SAVANNAH, Ga. (WSAV) – Maybe you want to help out at a local rescue. Maybe you want to aid in the adoption process. Maybe you need a trial run of pet ownership before you dive in. Renegade Paws Rescue may be a great option for you.
WSAV NOW spoke with Rachel Weymouth about the fostering process and everything you need to know if you’re interested in giving a pup a safe place to land. Weymouth is a volunteer as well as a board member who focuses on branding and marketing at the rescue.
“You are kind of like a long-term babysitter,” Weymouth explained. She said when a person fosters a dog, they are not officially adopting the dog, just giving them a temporary home for a period of time.
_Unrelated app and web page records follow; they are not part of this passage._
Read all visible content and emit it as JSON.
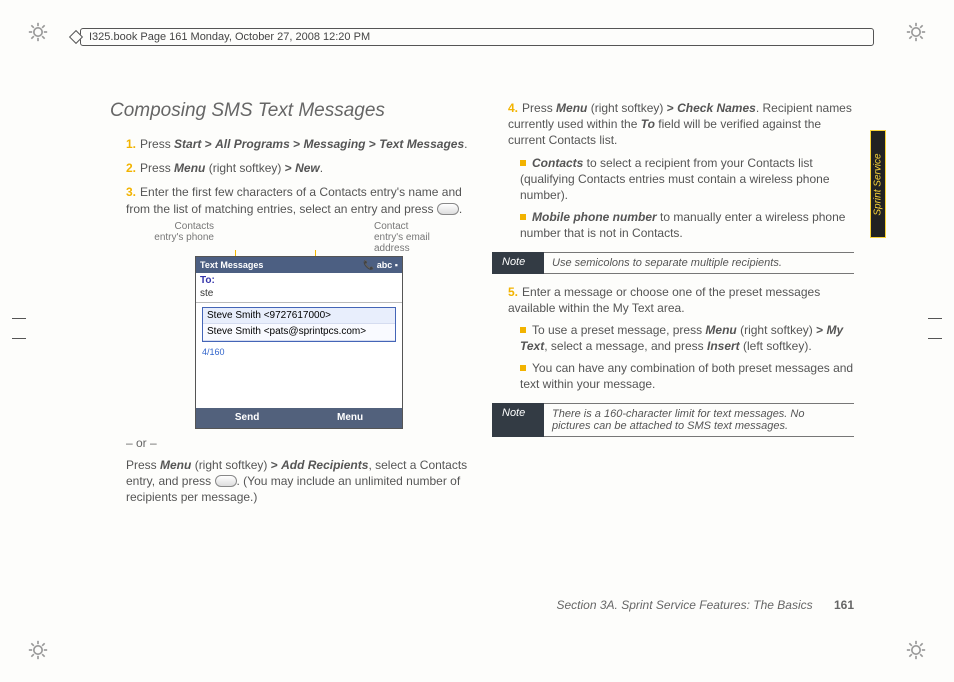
{
  "meta": {
    "header_line": "I325.book  Page 161  Monday, October 27, 2008  12:20 PM"
  },
  "side_tab": "Sprint Service",
  "heading": "Composing SMS Text Messages",
  "steps": {
    "s1_a": "Press ",
    "s1_b": "Start",
    "s1_c": "All Programs",
    "s1_d": "Messaging",
    "s1_e": "Text Messages",
    "s2_a": "Press ",
    "s2_b": "Menu",
    "s2_c": " (right softkey) ",
    "s2_d": "New",
    "s3": "Enter the first few characters of a Contacts entry's name and from the list of matching entries, select an entry and press ",
    "s3_alt_a": "Press ",
    "s3_alt_b": "Menu",
    "s3_alt_c": " (right softkey) ",
    "s3_alt_d": "Add Recipients",
    "s3_alt_e": ", select a Contacts entry, and press ",
    "s3_alt_f": ". (You may include an unlimited number of recipients per message.)",
    "or": "– or –",
    "s4_a": "Press ",
    "s4_b": "Menu",
    "s4_c": " (right softkey) ",
    "s4_d": "Check Names",
    "s4_e": ". Recipient names currently used within the ",
    "s4_f": "To",
    "s4_g": " field will be verified against the current Contacts list.",
    "s4_sub1_a": "Contacts",
    "s4_sub1_b": " to select a recipient from your Contacts list (qualifying Contacts entries must contain a wireless phone number).",
    "s4_sub2_a": "Mobile phone number",
    "s4_sub2_b": " to manually enter a wireless phone number that is not in Contacts.",
    "s5": "Enter a message or choose one of the preset messages available within the My Text area.",
    "s5_sub1_a": "To use a preset message, press ",
    "s5_sub1_b": "Menu",
    "s5_sub1_c": " (right softkey) ",
    "s5_sub1_d": "My Text",
    "s5_sub1_e": ", select a message, and press ",
    "s5_sub1_f": "Insert",
    "s5_sub1_g": " (left softkey).",
    "s5_sub2": "You can have any combination of both preset messages and text within your message."
  },
  "callouts": {
    "left_l1": "Contacts",
    "left_l2": "entry's phone",
    "right_l1": "Contact",
    "right_l2": "entry's email",
    "right_l3": "address"
  },
  "phone": {
    "title": "Text Messages",
    "signal": "📶",
    "abc": "abc",
    "to_label": "To:",
    "typed": "ste",
    "opt1": "Steve Smith  <9727617000>",
    "opt2": "Steve Smith  <pats@sprintpcs.com>",
    "count": "4/160",
    "soft_left": "Send",
    "soft_right": "Menu"
  },
  "notes": {
    "label": "Note",
    "n1": "Use semicolons to separate multiple recipients.",
    "n2": "There is a 160-character limit for text messages. No pictures can be attached to SMS text messages."
  },
  "footer": {
    "section": "Section 3A. Sprint Service Features: The Basics",
    "page": "161"
  }
}
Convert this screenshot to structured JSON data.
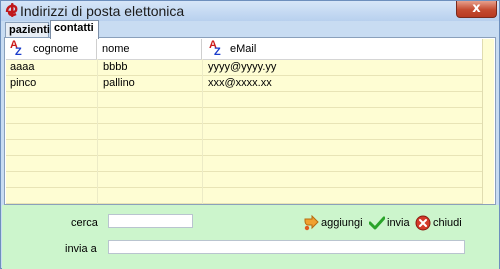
{
  "window": {
    "title": "Indirizzi di posta elettonica",
    "close_glyph": "x"
  },
  "tabs": [
    {
      "label": "pazienti",
      "active": false
    },
    {
      "label": "contatti",
      "active": true
    }
  ],
  "grid": {
    "columns": [
      "cognome",
      "nome",
      "eMail"
    ],
    "rows": [
      {
        "cognome": "aaaa",
        "nome": "bbbb",
        "email": "yyyy@yyyy.yy"
      },
      {
        "cognome": "pinco",
        "nome": "pallino",
        "email": "xxx@xxxx.xx"
      }
    ],
    "row_background": "#fefdd3"
  },
  "form": {
    "cerca_label": "cerca",
    "cerca_value": "",
    "invia_a_label": "invia a",
    "invia_a_value": ""
  },
  "actions": {
    "add_label": "aggiungi",
    "add_icon": "arrow-add-icon",
    "send_label": "invia",
    "send_icon": "checkmark-icon",
    "close_label": "chiudi",
    "close_icon": "close-circle-icon"
  },
  "sort_icon_text": {
    "a": "A",
    "z": "Z"
  },
  "colors": {
    "bottom_panel": "#ccf5cc",
    "accent_red": "#c44b30"
  }
}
“You get to be the home where they might be learning to become a dog again… they might be learning how to be a dog for the first time,” she said. “You are learning their quirks and their personality traits.”
There are things about a dog that are harder to learn about when they live in a shelter environment. By having the dog at your home you get to know the little things like what treats they like, or toys they enjoy playing with.
“You’re kind of that bridge into a new home,” she said.
According to Weymouth, there are good days and bad days with fostering, but their team is always available to support foster parents who might be going through one of those bad days.
“It’s work but it’s really rewarding,” she said.
As with most fostering programs, when you foster with Renegade, you are provided with food, vet care and all essentials needed for your foster dog. You pay for nothing except what you want to pay for.
They also provide training for dogs that may need a little help adjusting to the pampered life of a pet.
How do you get involved?
The process is different for every rescue, but at Renegade, it all starts with an application. The application requires information about your background, home and roommates. It also asks for a vet reference in addition to information about the pets already in your home.
“What we want to do is make sure that we are setting our dogs up for success,” Weymouth said. “It’s similar to what we would do to adopt a dog.”
Renegade is required by the Department of Agriculture to know about the homes they are placing animals in. This includes the next step: a home check.
If your application is approved, you will do a home check, which will involve either a virtual component or a visit from someone at Renegade. This is required by state law, but it also allows the rescue to know more about where they are placing their dogs.
They want to make sure that the dog(s) they offer up for a foster home will fit well into the home.
Weymouth gave the example of a dog that may not work well with cats. They would not want to put that dog in a home with cats, so they would need to know in advance what pets you have in your home already.
“We do try to find a match with what your lifestyle is, what you need in a home,” she explained.
If your application is approved and you are matched with a dog, you will also be put in a group chat with a team of people who are there to support you as you navigate this exciting new journey.
“Everything is provided by us,” Weymouth said.
When you go home with your foster dog, you will have a collar, a harness, a Renegade tag with the rescue’s phone number on it, a leash, a crate, food, bowls and more.
While you are fostering, you are able to the Renegade Rescue’s hub where you can get vaccines, dewormer, preventatives and supplies.
When you have your foster dog, you will contribute to the decision-making process for finding it a home. You will be able to look through applications and give input on if you think the applicants are a good fit for your foster dog.
You will also be able to bring the dog to events where people can meet it and see if they want to adopt it. You should be prepared to take pics of your temporary pup, write a bio (or assist in writing one if you don’t feel comfortable doing so) for Renegade’s website and, finally, be able to part with your pup when it finds it’s “furever” home.
If you think fostering is for you, you can fill out an application through the rescue.
If you think it isn’t, but still want to get involved, Weymouth suggested becoming what the rescue calls an “advocate” for a dog. This program allows you to get to know a dog personally without taking it home. Then you can advocate that people adopt that specific dog at events, online and in person.
You spend time with the dog, walking and playing with it, and continuously develop a relationship with it until it gets adopted.
To learn more about volunteering through Renegade, you can visit their volunteer page.